SINGAPORE - A former assistant engineer of national water agency PUB was on Friday (Aug 27) charged with accepting around $45,000 in bribes and falsifying invoices.
Jamaludin Mohamed, a 58-year-old Singaporean, faces three counts of corruption and two of falsifying accounts.
He was bribed by Singaporean Ganisan Suppiah, 51, who was the project manager of a company called Pipe Works.
Ganisan, who was also charged on Friday, faces one count of corruption and two of abetting Jamaludin in falsifying invoices.
Court documents state that Jamaludin allegedly accepted bribes of around $45,000 from Ganisan in exchange for facilitating and expediting work by Pipe Works that he supervised.
The gratification is said to have changed hands on multiple occasions between 2017 and 2018.
Sometime in July 2019, Jamaludin allegedly attempted to obtain a bribe of $500,000 from another piping works company in exchange for supporting its bid for a tender to replace water mains.
That same month, he allegedly tried to get bribes from a construction company for the same tender.
Both companies rejected his requests.
Between Nov 16 and Nov 23, 2017, Jamaludin also allegedly prepared fake invoices under a company he set up to receive bribes from Ganisan.
Jamaludin told the court on Friday that he intends to plead guilty to his offences.
PUB said in a statement that Jamaludin was dismissed from his post in January this year, following an internal investigation of misconduct. That investigation was unrelated to his alleged corruption offences.

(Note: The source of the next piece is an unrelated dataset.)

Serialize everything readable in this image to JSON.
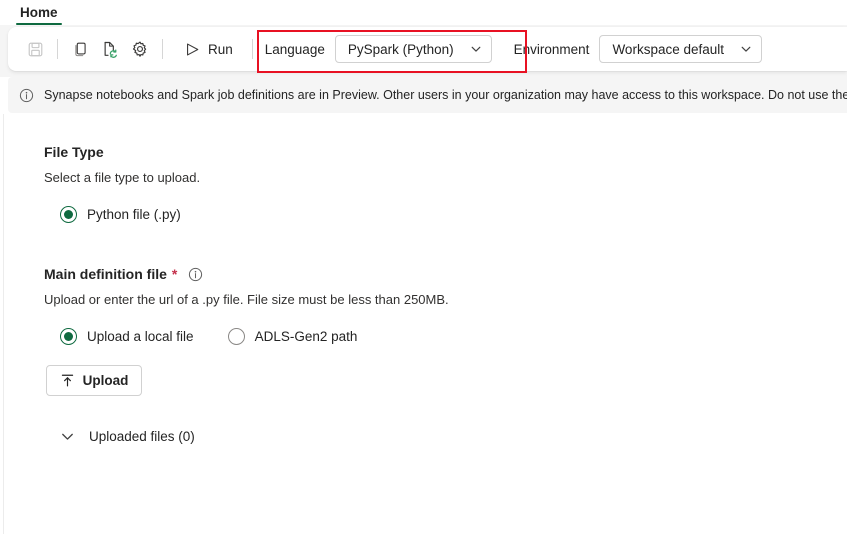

"Indications of Jamaludin's alleged corruption offences were first uncovered by PUB in July 2019 and promptly brought to the attention of the Corrupt Practices Investigation Bureau," the agency said.
"As he has now been formally charged and his case is before the courts, we are unable to offer further comment."
In a statement on Friday, the bureau said Singapore adopts a strict zero-tolerance approach towards corruption.
If convicted of corruption, Jamaludin and Ganisan can each be fined up to $100,000 or jailed for up to five years, or both.
If the offence is related to a matter or contract with the Government or a public body, the maximum jail term for each offence can be increased to seven years.
The offence of falsifying accounts carries a maximum penalty of 10 years' jail and a fine.